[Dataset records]
⁂

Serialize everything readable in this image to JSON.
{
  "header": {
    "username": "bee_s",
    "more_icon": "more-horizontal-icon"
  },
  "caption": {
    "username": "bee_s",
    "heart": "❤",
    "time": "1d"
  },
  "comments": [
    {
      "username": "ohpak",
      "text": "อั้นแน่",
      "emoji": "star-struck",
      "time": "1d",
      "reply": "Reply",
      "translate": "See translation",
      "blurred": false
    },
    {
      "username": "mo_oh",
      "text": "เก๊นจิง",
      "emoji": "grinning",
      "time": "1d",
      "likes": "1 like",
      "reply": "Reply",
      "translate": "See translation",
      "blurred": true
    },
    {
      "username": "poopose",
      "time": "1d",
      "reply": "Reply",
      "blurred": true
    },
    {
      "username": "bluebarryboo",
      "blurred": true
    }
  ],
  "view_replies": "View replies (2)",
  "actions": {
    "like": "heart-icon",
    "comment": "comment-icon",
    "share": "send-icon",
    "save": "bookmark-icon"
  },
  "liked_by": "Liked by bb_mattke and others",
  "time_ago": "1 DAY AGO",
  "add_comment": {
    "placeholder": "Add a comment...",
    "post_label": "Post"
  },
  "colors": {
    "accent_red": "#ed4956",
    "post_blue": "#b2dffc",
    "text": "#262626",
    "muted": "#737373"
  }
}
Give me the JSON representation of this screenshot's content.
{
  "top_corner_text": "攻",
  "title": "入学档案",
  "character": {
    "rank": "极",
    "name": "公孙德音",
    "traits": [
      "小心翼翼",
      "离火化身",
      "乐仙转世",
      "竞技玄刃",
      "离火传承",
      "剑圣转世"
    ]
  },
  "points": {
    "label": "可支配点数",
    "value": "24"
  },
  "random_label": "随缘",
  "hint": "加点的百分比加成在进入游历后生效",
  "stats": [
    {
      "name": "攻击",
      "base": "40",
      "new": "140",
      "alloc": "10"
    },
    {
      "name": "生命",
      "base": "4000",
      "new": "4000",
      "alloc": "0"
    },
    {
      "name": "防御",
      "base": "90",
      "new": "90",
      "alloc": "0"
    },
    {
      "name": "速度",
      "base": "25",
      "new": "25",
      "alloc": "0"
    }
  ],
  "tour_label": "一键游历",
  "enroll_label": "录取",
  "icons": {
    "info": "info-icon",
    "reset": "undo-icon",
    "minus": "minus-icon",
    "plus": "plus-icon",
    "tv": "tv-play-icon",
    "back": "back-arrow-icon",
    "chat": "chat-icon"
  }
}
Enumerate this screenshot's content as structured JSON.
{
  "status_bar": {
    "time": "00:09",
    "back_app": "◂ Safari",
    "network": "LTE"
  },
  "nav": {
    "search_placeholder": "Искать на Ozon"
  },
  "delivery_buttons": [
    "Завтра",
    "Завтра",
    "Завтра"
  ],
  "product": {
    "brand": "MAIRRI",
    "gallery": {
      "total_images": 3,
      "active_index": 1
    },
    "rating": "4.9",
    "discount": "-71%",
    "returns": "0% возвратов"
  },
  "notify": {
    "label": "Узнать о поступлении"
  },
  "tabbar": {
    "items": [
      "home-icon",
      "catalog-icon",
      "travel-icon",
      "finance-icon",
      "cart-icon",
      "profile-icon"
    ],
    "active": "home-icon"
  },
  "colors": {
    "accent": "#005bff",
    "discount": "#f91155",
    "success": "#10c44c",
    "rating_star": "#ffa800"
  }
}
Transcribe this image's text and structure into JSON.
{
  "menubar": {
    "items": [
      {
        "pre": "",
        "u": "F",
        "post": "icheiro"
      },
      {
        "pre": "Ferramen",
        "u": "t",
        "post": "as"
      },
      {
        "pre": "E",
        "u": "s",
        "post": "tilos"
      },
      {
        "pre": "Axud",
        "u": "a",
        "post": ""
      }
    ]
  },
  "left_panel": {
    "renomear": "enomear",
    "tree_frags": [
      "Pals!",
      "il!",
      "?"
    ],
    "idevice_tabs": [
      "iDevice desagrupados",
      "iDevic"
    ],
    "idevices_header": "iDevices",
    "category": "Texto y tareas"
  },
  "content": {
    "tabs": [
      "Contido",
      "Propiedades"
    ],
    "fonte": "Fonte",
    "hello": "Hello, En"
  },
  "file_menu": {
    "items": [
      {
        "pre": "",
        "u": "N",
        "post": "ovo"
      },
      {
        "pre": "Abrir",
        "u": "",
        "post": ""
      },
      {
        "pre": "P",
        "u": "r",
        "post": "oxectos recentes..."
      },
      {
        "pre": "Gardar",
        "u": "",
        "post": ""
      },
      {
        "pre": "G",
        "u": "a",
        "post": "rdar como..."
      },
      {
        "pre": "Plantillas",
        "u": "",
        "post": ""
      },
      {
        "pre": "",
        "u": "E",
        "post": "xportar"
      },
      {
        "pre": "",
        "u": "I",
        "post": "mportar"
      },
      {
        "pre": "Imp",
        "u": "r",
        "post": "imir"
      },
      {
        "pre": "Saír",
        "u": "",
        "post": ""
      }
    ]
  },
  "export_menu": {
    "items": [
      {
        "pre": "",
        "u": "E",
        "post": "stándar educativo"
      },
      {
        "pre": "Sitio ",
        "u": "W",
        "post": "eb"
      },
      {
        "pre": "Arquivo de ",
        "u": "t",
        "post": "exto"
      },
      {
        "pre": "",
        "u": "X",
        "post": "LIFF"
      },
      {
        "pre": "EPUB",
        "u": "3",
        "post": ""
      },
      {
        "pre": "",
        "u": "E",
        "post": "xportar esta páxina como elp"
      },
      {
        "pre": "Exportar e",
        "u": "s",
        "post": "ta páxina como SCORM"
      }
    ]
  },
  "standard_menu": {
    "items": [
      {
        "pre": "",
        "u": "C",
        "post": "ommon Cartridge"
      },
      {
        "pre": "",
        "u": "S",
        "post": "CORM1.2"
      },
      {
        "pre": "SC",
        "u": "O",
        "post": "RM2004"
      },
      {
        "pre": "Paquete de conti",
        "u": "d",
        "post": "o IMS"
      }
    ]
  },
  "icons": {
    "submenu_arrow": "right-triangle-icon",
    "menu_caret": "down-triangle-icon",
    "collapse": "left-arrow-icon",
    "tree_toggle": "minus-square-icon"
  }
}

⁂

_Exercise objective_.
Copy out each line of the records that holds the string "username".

_Output for this task_.
    "username": "bee_s",
    "username": "bee_s",
      "username": "ohpak",
      "username": "mo_oh",
      "username": "poopose",
      "username": "bluebarryboo",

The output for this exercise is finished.